▶ _PROMPT_:
Examine each line of the data. Copy those that contain the string "extron".

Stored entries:
::::

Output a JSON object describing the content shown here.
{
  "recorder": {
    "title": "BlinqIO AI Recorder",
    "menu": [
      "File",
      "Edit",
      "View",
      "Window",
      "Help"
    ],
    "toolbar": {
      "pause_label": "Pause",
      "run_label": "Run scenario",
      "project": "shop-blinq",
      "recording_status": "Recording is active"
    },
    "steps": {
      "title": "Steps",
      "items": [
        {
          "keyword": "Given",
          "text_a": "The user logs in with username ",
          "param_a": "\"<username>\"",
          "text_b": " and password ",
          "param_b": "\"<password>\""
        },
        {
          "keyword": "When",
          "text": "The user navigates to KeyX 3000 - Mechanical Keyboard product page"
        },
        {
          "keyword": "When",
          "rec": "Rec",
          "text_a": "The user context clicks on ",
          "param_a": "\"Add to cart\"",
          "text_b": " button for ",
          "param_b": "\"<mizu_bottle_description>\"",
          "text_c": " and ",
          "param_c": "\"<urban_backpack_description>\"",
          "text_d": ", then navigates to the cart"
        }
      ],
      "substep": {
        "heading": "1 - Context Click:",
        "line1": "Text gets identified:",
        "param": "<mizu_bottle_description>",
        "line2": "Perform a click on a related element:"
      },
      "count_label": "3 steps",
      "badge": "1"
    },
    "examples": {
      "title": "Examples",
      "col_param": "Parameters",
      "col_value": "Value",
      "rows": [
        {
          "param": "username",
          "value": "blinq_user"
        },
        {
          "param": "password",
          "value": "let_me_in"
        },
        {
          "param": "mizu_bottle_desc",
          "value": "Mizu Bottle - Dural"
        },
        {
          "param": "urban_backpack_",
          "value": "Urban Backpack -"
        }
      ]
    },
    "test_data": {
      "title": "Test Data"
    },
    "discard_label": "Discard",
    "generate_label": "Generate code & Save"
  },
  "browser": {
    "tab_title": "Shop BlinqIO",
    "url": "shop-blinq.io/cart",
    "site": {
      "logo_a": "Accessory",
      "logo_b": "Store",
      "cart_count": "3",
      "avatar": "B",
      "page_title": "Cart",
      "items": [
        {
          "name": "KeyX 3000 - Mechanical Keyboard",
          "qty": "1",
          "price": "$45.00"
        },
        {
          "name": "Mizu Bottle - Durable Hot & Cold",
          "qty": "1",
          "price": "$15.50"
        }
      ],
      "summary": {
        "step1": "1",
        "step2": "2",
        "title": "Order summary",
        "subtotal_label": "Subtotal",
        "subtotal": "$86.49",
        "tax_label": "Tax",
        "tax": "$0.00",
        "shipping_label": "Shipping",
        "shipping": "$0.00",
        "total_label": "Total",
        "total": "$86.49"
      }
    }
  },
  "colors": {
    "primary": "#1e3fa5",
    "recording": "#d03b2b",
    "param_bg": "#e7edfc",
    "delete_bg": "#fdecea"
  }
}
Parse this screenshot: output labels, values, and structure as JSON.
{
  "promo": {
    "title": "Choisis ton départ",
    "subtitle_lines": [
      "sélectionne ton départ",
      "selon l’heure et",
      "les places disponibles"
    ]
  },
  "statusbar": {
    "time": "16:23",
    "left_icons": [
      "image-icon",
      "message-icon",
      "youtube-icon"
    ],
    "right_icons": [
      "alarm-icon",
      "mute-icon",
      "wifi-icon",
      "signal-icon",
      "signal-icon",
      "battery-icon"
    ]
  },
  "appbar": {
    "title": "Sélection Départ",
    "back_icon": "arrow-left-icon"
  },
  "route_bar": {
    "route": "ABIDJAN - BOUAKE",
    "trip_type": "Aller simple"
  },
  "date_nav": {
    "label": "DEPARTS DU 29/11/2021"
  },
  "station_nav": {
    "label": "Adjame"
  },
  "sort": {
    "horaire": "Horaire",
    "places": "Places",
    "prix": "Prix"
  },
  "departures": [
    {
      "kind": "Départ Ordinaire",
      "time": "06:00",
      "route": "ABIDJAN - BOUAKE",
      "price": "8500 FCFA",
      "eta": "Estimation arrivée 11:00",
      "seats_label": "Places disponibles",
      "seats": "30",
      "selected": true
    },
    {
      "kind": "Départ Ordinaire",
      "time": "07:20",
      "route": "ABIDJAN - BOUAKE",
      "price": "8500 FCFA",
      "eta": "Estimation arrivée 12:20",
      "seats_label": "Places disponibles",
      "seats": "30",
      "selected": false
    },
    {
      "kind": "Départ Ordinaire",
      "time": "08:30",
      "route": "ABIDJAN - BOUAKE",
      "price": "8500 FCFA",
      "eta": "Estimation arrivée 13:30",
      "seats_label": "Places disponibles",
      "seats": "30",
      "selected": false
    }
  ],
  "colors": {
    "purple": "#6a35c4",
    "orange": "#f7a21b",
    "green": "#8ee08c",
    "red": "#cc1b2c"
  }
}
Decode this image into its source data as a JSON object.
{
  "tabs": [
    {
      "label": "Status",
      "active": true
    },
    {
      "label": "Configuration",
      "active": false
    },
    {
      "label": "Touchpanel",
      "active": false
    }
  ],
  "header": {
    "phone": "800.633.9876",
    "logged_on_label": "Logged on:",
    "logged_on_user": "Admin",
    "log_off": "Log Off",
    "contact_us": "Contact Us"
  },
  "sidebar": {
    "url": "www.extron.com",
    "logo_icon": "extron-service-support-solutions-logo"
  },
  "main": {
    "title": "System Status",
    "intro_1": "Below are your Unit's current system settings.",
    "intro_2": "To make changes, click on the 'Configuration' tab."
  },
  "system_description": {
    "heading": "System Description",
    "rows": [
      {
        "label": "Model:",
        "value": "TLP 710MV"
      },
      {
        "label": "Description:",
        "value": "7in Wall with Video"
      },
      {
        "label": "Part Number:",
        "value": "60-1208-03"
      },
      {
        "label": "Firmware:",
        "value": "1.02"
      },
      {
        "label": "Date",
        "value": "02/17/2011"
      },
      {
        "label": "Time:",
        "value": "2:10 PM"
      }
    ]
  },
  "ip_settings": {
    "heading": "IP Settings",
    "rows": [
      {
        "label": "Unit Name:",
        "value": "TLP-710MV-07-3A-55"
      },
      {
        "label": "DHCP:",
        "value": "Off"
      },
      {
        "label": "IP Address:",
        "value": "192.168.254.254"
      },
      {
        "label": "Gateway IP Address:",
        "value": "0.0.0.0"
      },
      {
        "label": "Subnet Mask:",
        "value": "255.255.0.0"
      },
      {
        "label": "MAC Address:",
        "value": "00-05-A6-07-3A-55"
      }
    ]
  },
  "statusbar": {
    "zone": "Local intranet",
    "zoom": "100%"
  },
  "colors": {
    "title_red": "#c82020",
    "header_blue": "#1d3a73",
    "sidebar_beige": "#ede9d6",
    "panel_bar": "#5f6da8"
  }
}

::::

▶ _WRITTEN RESPONSE_:
    "url": "www.extron.com",
    "logo_icon": "extron-service-support-solutions-logo"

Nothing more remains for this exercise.